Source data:
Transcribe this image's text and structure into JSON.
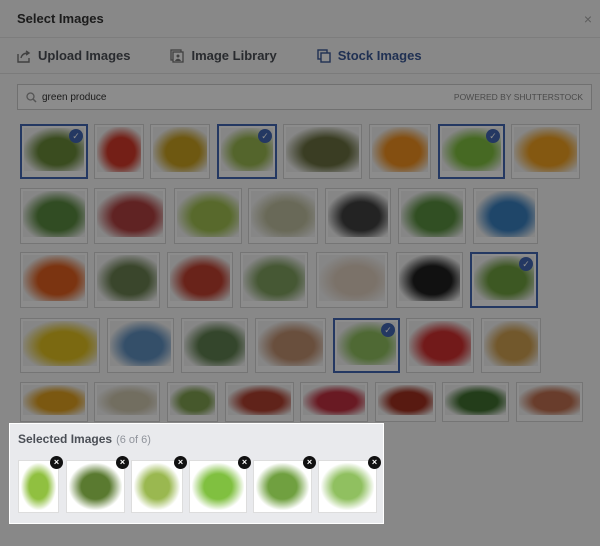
{
  "dialog": {
    "title": "Select Images",
    "close_label": "×"
  },
  "tabs": [
    {
      "label": "Upload Images",
      "icon": "upload-icon",
      "active": false
    },
    {
      "label": "Image Library",
      "icon": "library-icon",
      "active": false
    },
    {
      "label": "Stock Images",
      "icon": "stock-icon",
      "active": true
    }
  ],
  "search": {
    "value": "green produce",
    "powered_by": "POWERED BY SHUTTERSTOCK"
  },
  "accent": "#4267b2",
  "results": [
    [
      {
        "name": "avocado",
        "color": "#6a8a3a",
        "selected": true
      },
      {
        "name": "tomatoes",
        "color": "#d33a2a"
      },
      {
        "name": "vegetables",
        "color": "#c8a020"
      },
      {
        "name": "custard-apple",
        "color": "#9ab850",
        "selected": true
      },
      {
        "name": "squash",
        "color": "#6a7040"
      },
      {
        "name": "citrus",
        "color": "#f09020"
      },
      {
        "name": "green-apples-crate",
        "color": "#80c040",
        "selected": true
      },
      {
        "name": "orange",
        "color": "#f0a020"
      }
    ],
    [
      {
        "name": "lettuce-field",
        "color": "#5a8a40"
      },
      {
        "name": "vegetable-pile",
        "color": "#b04040"
      },
      {
        "name": "eggs-grass",
        "color": "#a0c050"
      },
      {
        "name": "berries-boxes",
        "color": "#c0c0a0"
      },
      {
        "name": "eggplant",
        "color": "#404040"
      },
      {
        "name": "tea-field",
        "color": "#5a9040"
      },
      {
        "name": "statue-sky",
        "color": "#3a80c0"
      }
    ],
    [
      {
        "name": "apples-oranges",
        "color": "#e06020"
      },
      {
        "name": "kale",
        "color": "#6a8050"
      },
      {
        "name": "apples-bowl",
        "color": "#c04030"
      },
      {
        "name": "cucumbers",
        "color": "#80a060"
      },
      {
        "name": "peppers",
        "color": "#e0d0c0"
      },
      {
        "name": "book",
        "color": "#202020"
      },
      {
        "name": "custard-apple-tree",
        "color": "#70a040",
        "selected": true
      }
    ],
    [
      {
        "name": "yellow-flowers",
        "color": "#e0c020"
      },
      {
        "name": "farmhouse",
        "color": "#6090c0"
      },
      {
        "name": "crop-field",
        "color": "#608050"
      },
      {
        "name": "tomato-fork",
        "color": "#c09070"
      },
      {
        "name": "lettuce",
        "color": "#90c060",
        "selected": true
      },
      {
        "name": "strawberries",
        "color": "#d03030"
      },
      {
        "name": "grain-bowl",
        "color": "#d0a050"
      }
    ],
    [
      {
        "name": "bitter-melon",
        "color": "#e0a020"
      },
      {
        "name": "garlic",
        "color": "#d0c8b0"
      },
      {
        "name": "artichoke",
        "color": "#80a050"
      },
      {
        "name": "chilies",
        "color": "#b04030"
      },
      {
        "name": "radishes",
        "color": "#c03040"
      },
      {
        "name": "tomato-vines",
        "color": "#a03020"
      },
      {
        "name": "herbs",
        "color": "#407030"
      },
      {
        "name": "market",
        "color": "#c07050"
      }
    ]
  ],
  "selected": {
    "title": "Selected Images",
    "count": "(6 of 6)",
    "items": [
      {
        "name": "green-apple",
        "color": "#90c040"
      },
      {
        "name": "avocado",
        "color": "#5a7a30"
      },
      {
        "name": "custard-apple",
        "color": "#9ab850"
      },
      {
        "name": "green-apples-crate",
        "color": "#80c040"
      },
      {
        "name": "custard-apple-tree",
        "color": "#70a040"
      },
      {
        "name": "lettuce",
        "color": "#90c060"
      }
    ],
    "remove_label": "×"
  }
}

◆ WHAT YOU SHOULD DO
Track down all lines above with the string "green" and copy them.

◆ EXERCISE OUTPUT
    "value": "green produce",
        "name": "green-apples-crate",
        "name": "green-apple",
        "name": "green-apples-crate",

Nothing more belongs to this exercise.